Mattel's shares rose about 6 percent to $32.39 in extended trading.
Barbie's worldwide sales increased 15.8 percent in the third quarter ended Sept. 30 as Mattel's efforts to revive sales of its signature brand gained traction.
In January, Mattel rolled out Barbie dolls in a variety of skin tones, hairstyles and outfits and in three new body shapes — tall, curvy and petite — to appeal to a larger demographic.
The launch of the new range followed two years of declining sales of Barbie dolls around the world as girls increasingly turn to other dolls, electronic toys and tablets.
The company had also changed its marketing strategy to position its dolls as more than a pretty face, with ad campaigns such as "You Can Be Anything" highlighting the potential of women in various professions.
Fisher-Price and the Wheels category, which includes Hot Wheels, were also bright spots for Mattel in the third quarter, with sales rising about 6 percent each.
Sales of its American Girl products were up 14 percent, compared with a 2 percent decline a year earlier.
Mattel in August announced a multi-year partnership with retailer Toys "R" Us Inc to have retail units of American Girl dolls and accessories in its stores.
"While we still have a critical fourth quarter to execute, we remain broadly on track to deliver on our full-year outlook," Chief Executive Christopher Sinclair said in a statement on Wednesday.
El Segundo, California-based Mattel's revenue rose to $1.80 billion from $1.79 billion.
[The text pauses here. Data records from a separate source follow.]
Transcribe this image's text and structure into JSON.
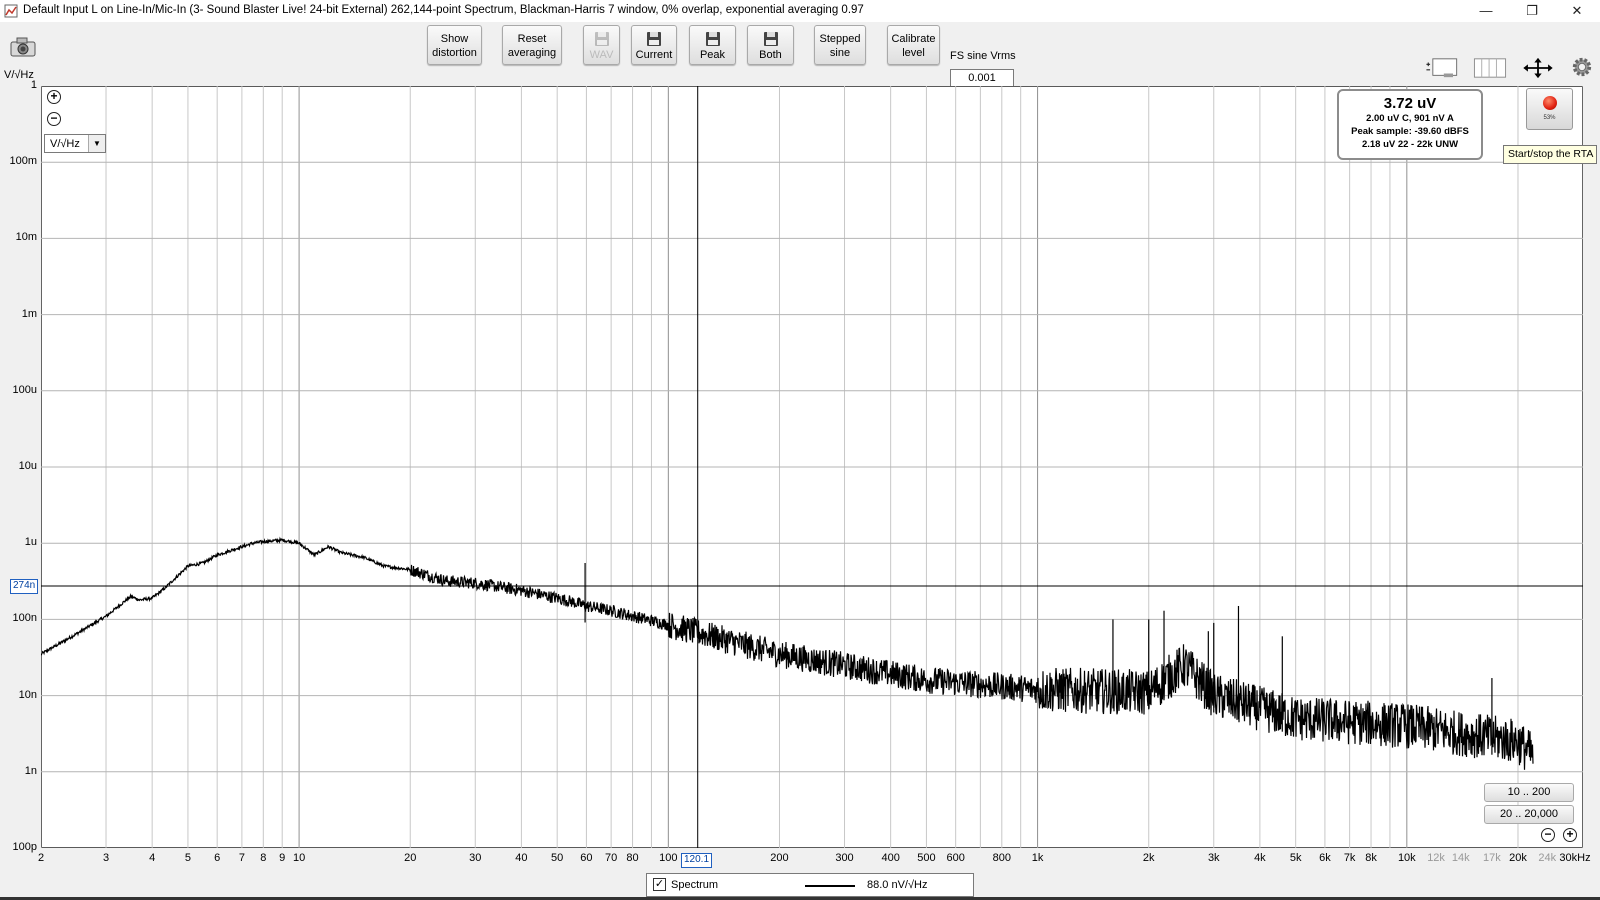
{
  "window": {
    "title": "Default Input L on Line-In/Mic-In (3- Sound Blaster Live! 24-bit External) 262,144-point Spectrum, Blackman-Harris 7 window, 0% overlap, exponential averaging 0.97",
    "minimize": "—",
    "restore": "❐",
    "close": "✕"
  },
  "toolbar": {
    "buttons": [
      {
        "id": "show-distortion",
        "line1": "Show",
        "line2": "distortion",
        "x": 427,
        "w": 55
      },
      {
        "id": "reset-averaging",
        "line1": "Reset",
        "line2": "averaging",
        "x": 502,
        "w": 60
      }
    ],
    "icon_buttons": [
      {
        "id": "wav",
        "label": "WAV",
        "disabled": true,
        "x": 583,
        "w": 37
      },
      {
        "id": "current",
        "label": "Current",
        "disabled": false,
        "x": 631,
        "w": 46
      },
      {
        "id": "peak",
        "label": "Peak",
        "disabled": false,
        "x": 689,
        "w": 47
      },
      {
        "id": "both",
        "label": "Both",
        "disabled": false,
        "x": 747,
        "w": 47
      }
    ],
    "buttons2": [
      {
        "id": "stepped-sine",
        "line1": "Stepped",
        "line2": "sine",
        "x": 814,
        "w": 52
      },
      {
        "id": "calibrate-level",
        "line1": "Calibrate",
        "line2": "level",
        "x": 887,
        "w": 53
      }
    ],
    "fs_label": "FS sine Vrms",
    "fs_value": "0.001"
  },
  "plot": {
    "unit_label": "V/√Hz",
    "unit_select": "V/√Hz",
    "y_marker": "274n",
    "x_marker": "120.1",
    "y_ticks": [
      "1",
      "100m",
      "10m",
      "1m",
      "100u",
      "10u",
      "1u",
      "100n",
      "10n",
      "1n",
      "100p"
    ],
    "x_ticks_major": [
      "2",
      "3",
      "4",
      "5",
      "6",
      "7",
      "8",
      "9",
      "10",
      "20",
      "30",
      "40",
      "50",
      "60",
      "70",
      "80",
      "100",
      "200",
      "300",
      "400",
      "500",
      "600",
      "800",
      "1k",
      "2k",
      "3k",
      "4k",
      "5k",
      "6k",
      "7k",
      "8k",
      "10k",
      "20k",
      "30kHz"
    ],
    "x_ticks_minor": [
      "12k",
      "14k",
      "17k",
      "24k"
    ]
  },
  "infobox": {
    "rms": "3.72 uV",
    "line2": "2.00 uV C, 901 nV A",
    "line3": "Peak sample: -39.60 dBFS",
    "line4": "2.18 uV 22 - 22k UNW"
  },
  "rta": {
    "pct": "53%",
    "tooltip": "Start/stop the RTA"
  },
  "ranges": {
    "r1": "10 .. 200",
    "r2": "20 .. 20,000"
  },
  "legend": {
    "name": "Spectrum",
    "checked": "✓",
    "value": "88.0 nV/√Hz"
  },
  "chart_data": {
    "type": "line",
    "xscale": "log",
    "yscale": "log",
    "xlim": [
      2,
      30000
    ],
    "ylim": [
      1e-10,
      1
    ],
    "ylabel": "V/√Hz",
    "cursor": {
      "x": 120.1,
      "y": 2.74e-07
    },
    "series": [
      {
        "name": "Spectrum",
        "x": [
          2,
          2.5,
          3,
          3.5,
          3.7,
          4,
          4.3,
          5,
          5.5,
          6,
          7,
          7.5,
          8,
          9,
          10,
          11,
          12,
          13,
          15,
          17,
          20,
          25,
          30,
          40,
          50,
          55,
          60,
          70,
          100,
          200,
          500,
          1000,
          2000,
          2500,
          3000,
          5000,
          10000,
          20000,
          22000
        ],
        "y": [
          3.5e-08,
          6.5e-08,
          1.1e-07,
          2e-07,
          1.8e-07,
          1.9e-07,
          2.5e-07,
          5e-07,
          5.5e-07,
          7e-07,
          9e-07,
          1e-06,
          1.05e-06,
          1.1e-06,
          1e-06,
          7e-07,
          9e-07,
          7.5e-07,
          6.5e-07,
          5e-07,
          4.5e-07,
          3.2e-07,
          3e-07,
          2.4e-07,
          1.9e-07,
          1.7e-07,
          1.5e-07,
          1.3e-07,
          8.5e-08,
          3.5e-08,
          1.6e-08,
          1.2e-08,
          1.1e-08,
          2.5e-08,
          1e-08,
          5e-09,
          4e-09,
          2.5e-09,
          1.6e-09
        ]
      }
    ]
  }
}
Analysts on average had expected $1.77 billion, according to Thomson Reuters I/B/E/S.
Net income rose to $236.3 million, or 68 cents per share, from $223.8 million, or 66 cents per share, a year earlier.
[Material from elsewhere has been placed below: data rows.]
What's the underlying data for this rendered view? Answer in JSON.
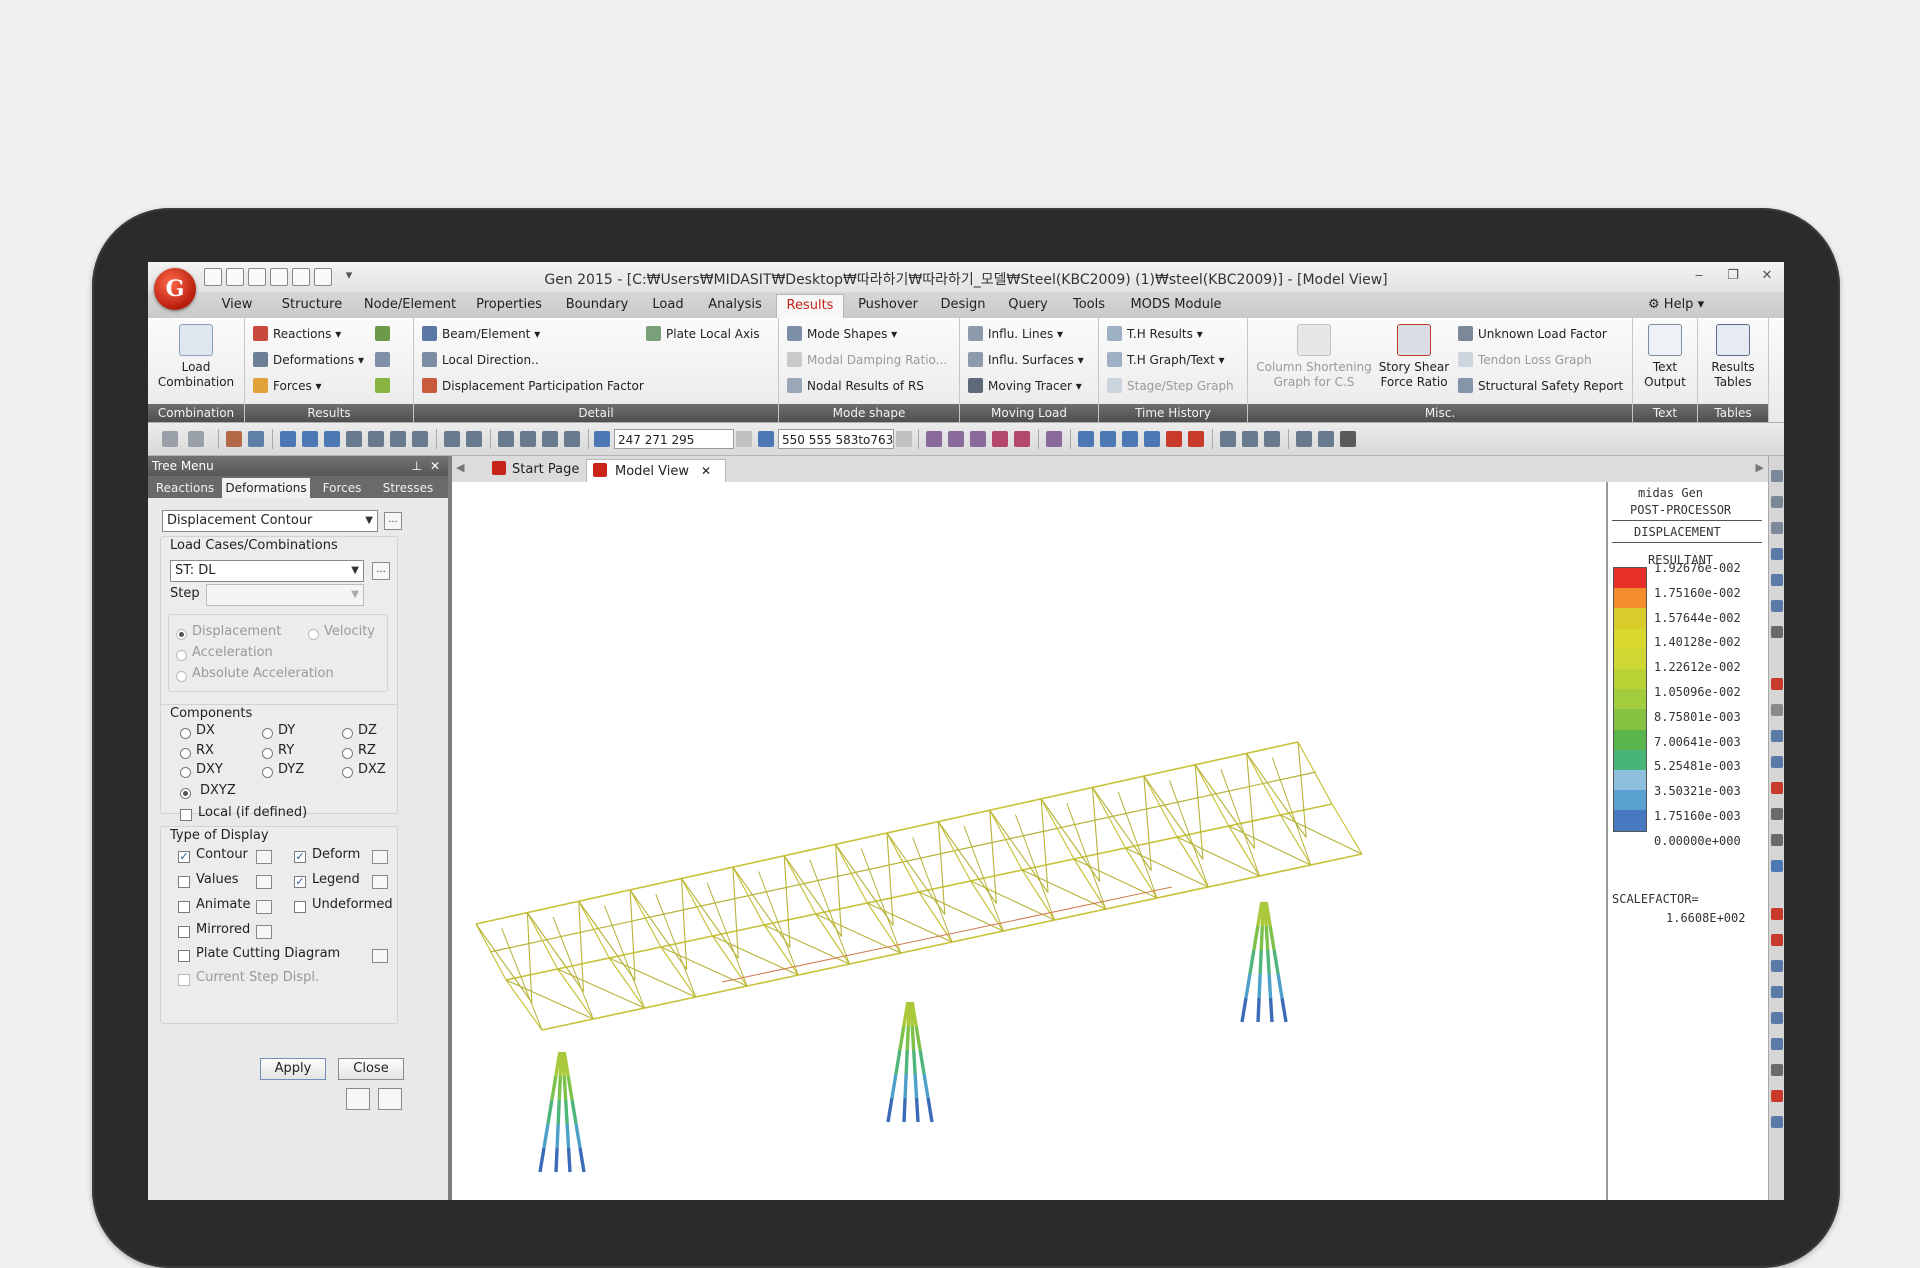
{
  "window": {
    "title": "Gen 2015 - [C:₩Users₩MIDASIT₩Desktop₩따라하기₩따라하기_모델₩Steel(KBC2009) (1)₩steel(KBC2009)] - [Model View]",
    "logo": "G"
  },
  "menu": {
    "tabs": [
      "View",
      "Structure",
      "Node/Element",
      "Properties",
      "Boundary",
      "Load",
      "Analysis",
      "Results",
      "Pushover",
      "Design",
      "Query",
      "Tools",
      "MODS Module"
    ],
    "active": "Results",
    "help": "Help"
  },
  "ribbon": {
    "combination": {
      "big": "Load Combination",
      "label": "Combination"
    },
    "results": {
      "items": [
        "Reactions",
        "Deformations",
        "Forces"
      ],
      "label": "Results"
    },
    "detail": {
      "items": [
        "Beam/Element",
        "Local Direction..",
        "Displacement Participation Factor",
        "Plate Local Axis"
      ],
      "label": "Detail"
    },
    "mode_shape": {
      "items": [
        "Mode Shapes",
        "Modal Damping Ratio...",
        "Nodal Results of RS"
      ],
      "label": "Mode shape"
    },
    "moving_load": {
      "items": [
        "Influ. Lines",
        "Influ. Surfaces",
        "Moving Tracer"
      ],
      "label": "Moving Load"
    },
    "time_history": {
      "items": [
        "T.H Results",
        "T.H Graph/Text",
        "Stage/Step Graph"
      ],
      "label": "Time History"
    },
    "misc": {
      "column_shortening": "Column Shortening Graph for C.S",
      "story_shear": "Story Shear Force Ratio",
      "items": [
        "Unknown Load Factor",
        "Tendon Loss Graph",
        "Structural Safety Report"
      ],
      "label": "Misc."
    },
    "text": {
      "big": "Text Output",
      "label": "Text"
    },
    "tables": {
      "big": "Results Tables",
      "label": "Tables"
    }
  },
  "toolbar": {
    "combo1": "247 271 295",
    "combo2": "550 555 583to763b"
  },
  "tree": {
    "title": "Tree Menu",
    "tabs": [
      "Reactions",
      "Deformations",
      "Forces",
      "Stresses"
    ],
    "active_tab": "Deformations",
    "contour_type": "Displacement Contour",
    "load_cases_label": "Load Cases/Combinations",
    "load_case": "ST: DL",
    "step_label": "Step",
    "motion": [
      "Displacement",
      "Velocity",
      "Acceleration",
      "Absolute Acceleration"
    ],
    "components_label": "Components",
    "components": [
      "DX",
      "DY",
      "DZ",
      "RX",
      "RY",
      "RZ",
      "DXY",
      "DYZ",
      "DXZ",
      "DXYZ"
    ],
    "selected_component": "DXYZ",
    "local_label": "Local (if defined)",
    "display_label": "Type of Display",
    "display": {
      "contour": "Contour",
      "deform": "Deform",
      "values": "Values",
      "legend": "Legend",
      "animate": "Animate",
      "undeformed": "Undeformed",
      "mirrored": "Mirrored",
      "plate_cutting": "Plate Cutting Diagram",
      "current_step": "Current Step Displ."
    },
    "apply": "Apply",
    "close": "Close"
  },
  "doc_tabs": {
    "start": "Start Page",
    "model": "Model View"
  },
  "legend": {
    "line1": "midas Gen",
    "line2": "POST-PROCESSOR",
    "line3": "DISPLACEMENT",
    "line4": "RESULTANT",
    "values": [
      "1.92676e-002",
      "1.75160e-002",
      "1.57644e-002",
      "1.40128e-002",
      "1.22612e-002",
      "1.05096e-002",
      "8.75801e-003",
      "7.00641e-003",
      "5.25481e-003",
      "3.50321e-003",
      "1.75160e-003",
      "0.00000e+000"
    ],
    "colors": [
      "#e8302a",
      "#f28c2c",
      "#d8cc2a",
      "#d8d82e",
      "#cfd832",
      "#b9d236",
      "#a2cc3c",
      "#86c242",
      "#5ab64c",
      "#48b478",
      "#8cc0dc",
      "#5aa0d0",
      "#4878c0"
    ],
    "scale_label": "SCALEFACTOR=",
    "scale_value": "1.6608E+002"
  },
  "colors": {
    "accent_red": "#c8241a",
    "truss": "#c8c23a"
  }
}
Excluding items, the company earned 70 cents per share, a cent below the average analyst estimate.